Wildlife Habitat Garden
Arlington Reservoir Wildlife Habitat Garden History and Overview
The Wildlife Habitat Garden is the latest change at the Res, but its history goes back at least ten years. In 1999 the State of Massachusetts identified the existing earthen berm enclosing the Reservoir as a potentially high-hazard structure. The standard engineering solution at that time would be to remove all the trees along the berm and armor the bank with stone rip-rap which would totally change the nature of the area.
At that time a number of people under the auspices of Arlington Vision 2020 formed a committee to pursue alternatives.
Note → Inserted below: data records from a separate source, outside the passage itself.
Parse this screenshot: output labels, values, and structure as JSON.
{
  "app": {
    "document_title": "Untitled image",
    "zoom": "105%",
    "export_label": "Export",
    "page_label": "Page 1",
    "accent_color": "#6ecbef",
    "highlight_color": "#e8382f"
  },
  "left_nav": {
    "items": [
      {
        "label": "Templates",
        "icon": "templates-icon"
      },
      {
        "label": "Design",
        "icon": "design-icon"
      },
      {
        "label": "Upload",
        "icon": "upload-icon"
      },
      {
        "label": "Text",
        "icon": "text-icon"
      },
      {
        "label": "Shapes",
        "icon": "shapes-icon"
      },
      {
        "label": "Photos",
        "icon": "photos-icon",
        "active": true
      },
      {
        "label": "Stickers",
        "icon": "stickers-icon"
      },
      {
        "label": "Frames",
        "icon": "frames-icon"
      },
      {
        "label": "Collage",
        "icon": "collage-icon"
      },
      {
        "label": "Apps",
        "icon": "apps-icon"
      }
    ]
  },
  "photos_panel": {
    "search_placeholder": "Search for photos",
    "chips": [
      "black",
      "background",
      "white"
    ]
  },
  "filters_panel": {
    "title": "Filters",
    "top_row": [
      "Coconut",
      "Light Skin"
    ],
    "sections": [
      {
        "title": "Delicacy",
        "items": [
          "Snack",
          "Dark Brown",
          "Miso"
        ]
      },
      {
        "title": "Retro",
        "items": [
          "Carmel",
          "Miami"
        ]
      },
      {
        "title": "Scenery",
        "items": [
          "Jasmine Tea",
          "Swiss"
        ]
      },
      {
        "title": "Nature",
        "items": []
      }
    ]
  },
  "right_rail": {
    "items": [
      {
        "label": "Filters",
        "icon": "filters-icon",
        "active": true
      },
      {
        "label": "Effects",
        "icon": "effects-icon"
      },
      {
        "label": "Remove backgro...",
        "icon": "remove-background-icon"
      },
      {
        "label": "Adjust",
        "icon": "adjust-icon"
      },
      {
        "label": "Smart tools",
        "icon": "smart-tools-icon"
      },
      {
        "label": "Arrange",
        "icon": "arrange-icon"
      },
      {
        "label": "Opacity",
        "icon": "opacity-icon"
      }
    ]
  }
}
That was a long process but eventually we found an engineer with a plan that would save most of the trees. But a new emergency spillway was still required. That award winning rehabilitation project was started in 2005 and completed in 2006.
Wildlife Habitat Garden at the Arlington Reservoir
What is a wildlife habitat garden?
It is a garden planted with native shrubs, trees, and perennials that attract local wildlife. Native plants provide the foliage, pollen, nectar, and seeds that many species need to survive and thrive. The garden attracts birds, small animals, like rabbits and chipmunks, and insects, such as bees, butterflies, and wasps. A successful wildlife habitat garden must provide food, water, cover, and places to raise young.
Inspired by an anonymous donation from an Arlington Land Trust member and subsequent contributions from many other ALT members and local residents along with support from the Conservation Commission, the Wildlife Habitat Garden came to life this spring and summer after several years of planning and design work.
A dedicated garden team coordinated through the Vision 2020 Reservoir Committee has worked on planning and planting the garden. The overall design and selection of native shrubs and wildflowers were coordinated by landscape designer Martine Gougault. Among the regular volunteers who shared their garden knowledge and helped plant, weed, and water the garden are Lisa Fredman, Cathy Garnett, Jane Howard, Rachel James, Ann LeRoyer, Jim Marzilli, Stephan Miller, Elizabeth Karpati, and David White, chair of the Reservoir Committee.
A special debt of gratitude is due to the Arlington Department of Public Works, whose staff provided critical assistance and support in many ways, initially preparing the site and especially by installing the water pipes and spigots that helped sustain the garden through the dry spells.
Reservoir Wildlife Habitat Garden - Planting Day Saturday April 30
Saturday was a great day for planting the Reservoir Wildlife Habitat Garden. Many thanks to all the volunteers who showed up to make it a success. Both sides next to the spillway have new topsoil and new plants.
However we need to make sure the plants get adequate water both to get them started properly and to survive the summer. We will be organizing efforts to make sure this happens.
Reservoir Wildlife Habitat
Garden - Mulching and Planting Day Saturday May 28
We also plan to put in some more plants (probably in the Fall) and would like to encourage donations of appropriate native plants. See the recommended list below.
The Vision 2020 Reservoir Committee has already spent a lot of money on soil, plants and erosion controls. We also need to raise about $1100 for materials for the water line. So we welcome financial contributions (which are tax deductable) to keep us going. Send them to the Arlington Land Trust, P.O. Box 492, Arlington, Massachusetts, 02476 and mark them for the Reservoir Garden. Website: http://www.arlingtonlandtrust.org/
Reservoir Fall Planting - Saturday
Recommended List for Donated
We are interested in other plants, so please call me (Jim Marzilli) at 781-641-2334 if you have others that you think might be of interest. At the end of this paragraph is a nice little web site for other plants that may be of use but some listed plants have cultivation requirements that our site cannot meet. The list also has flaws in scientific nomenclature on what they call "purple butterfly weed" and "purple Joe-Pye weed" so tread carefully if you work from this list. Some shrubs would also be of high interest but please call me before bringing them. http://www.projectnative.org/HerbaceousPerrennials.php